Despite these barriers, with political will and worker’s actions, trade rules can change for the better. NAFTA’s re-negotiation resulted in the removal of controversial investor protections that made it easy for corporations to sue governments over laws and regulations that hurt their profits (often referred to as Chapter 11 rights, or Investor-State Dispute Settlement provisions). The new NAFTA, or Canada-U.S.-Mexico Agreement (CUSMA), also includes groundbreaking provisions to improve workers’ rights, and advance free collective bargaining in Mexico. Canada has helped normalize dialogue around an inclusive and progressive global trade policy.

Unfortunately, Canada also falls back into old habits. Government is advancing discussions with Mercosur nations (Brazil, Argentina, Paraguay and Uruguay) toward a new free trade treaty, and old-NAFTA-style investor rights, which cost workers in Canada and globally, are on the table.
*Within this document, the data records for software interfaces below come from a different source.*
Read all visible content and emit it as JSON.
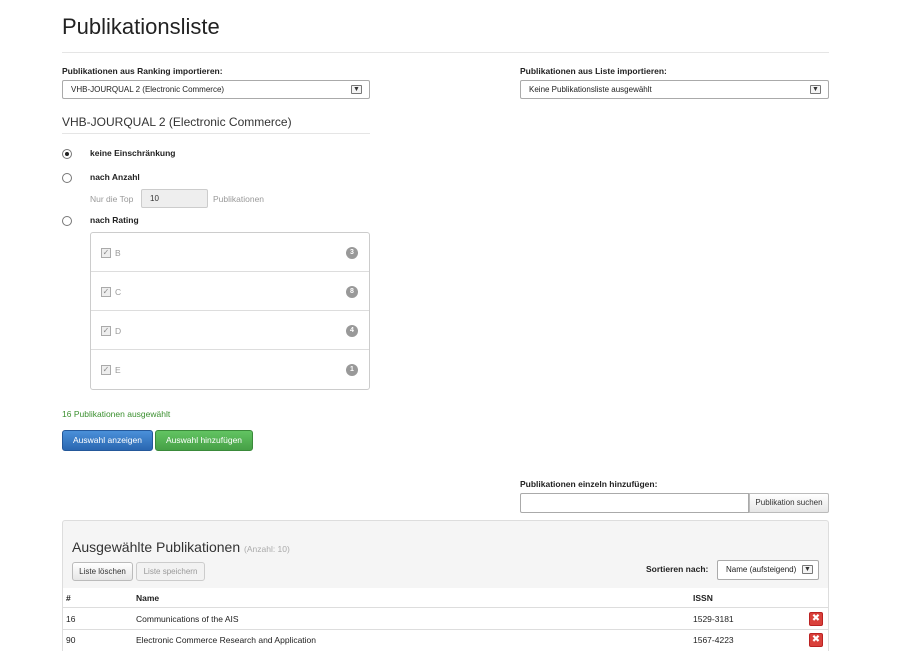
{
  "page": {
    "title": "Publikationsliste"
  },
  "import_ranking": {
    "label": "Publikationen aus Ranking importieren:",
    "selected": "VHB-JOURQUAL 2 (Electronic Commerce)"
  },
  "import_list": {
    "label": "Publikationen aus Liste importieren:",
    "selected": "Keine Publikationsliste ausgewählt"
  },
  "ranking_section": {
    "title": "VHB-JOURQUAL 2 (Electronic Commerce)",
    "options": [
      {
        "label": "keine Einschränkung",
        "checked": true
      },
      {
        "label": "nach Anzahl",
        "checked": false
      },
      {
        "label": "nach Rating",
        "checked": false
      }
    ],
    "top": {
      "prefix": "Nur die Top",
      "value": "10",
      "suffix": "Publikationen"
    },
    "ratings": [
      {
        "letter": "B",
        "count": "3",
        "checked": true
      },
      {
        "letter": "C",
        "count": "8",
        "checked": true
      },
      {
        "letter": "D",
        "count": "4",
        "checked": true
      },
      {
        "letter": "E",
        "count": "1",
        "checked": true
      }
    ],
    "selected_text": "16 Publikationen ausgewählt",
    "show_button": "Auswahl anzeigen",
    "add_button": "Auswahl hinzufügen"
  },
  "single_add": {
    "label": "Publikationen einzeln hinzufügen:",
    "input_value": "",
    "search_button": "Publikation suchen"
  },
  "selected_publications": {
    "title": "Ausgewählte Publikationen",
    "count_text": "(Anzahl: 10)",
    "clear_button": "Liste löschen",
    "save_button": "Liste speichern",
    "sort_label": "Sortieren nach:",
    "sort_value": "Name (aufsteigend)",
    "columns": [
      "#",
      "Name",
      "ISSN"
    ],
    "rows": [
      {
        "num": "16",
        "name": "Communications of the AIS",
        "issn": "1529-3181"
      },
      {
        "num": "90",
        "name": "Electronic Commerce Research and Application",
        "issn": "1567-4223"
      }
    ]
  },
  "colors": {
    "primary": "#2a67b1",
    "success": "#46a046",
    "danger": "#d9413b",
    "success_text": "#3a8f2e"
  }
}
Canada also announced its pursuit of trade talks with Indonesia, despite recent and egregious government efforts to repress labour rights. A new bilateral agreement with the United Kingdom also appears on the horizon that may contain all the same pitfalls in the Canada-EU deal, including unenforceable labour and environment provisions.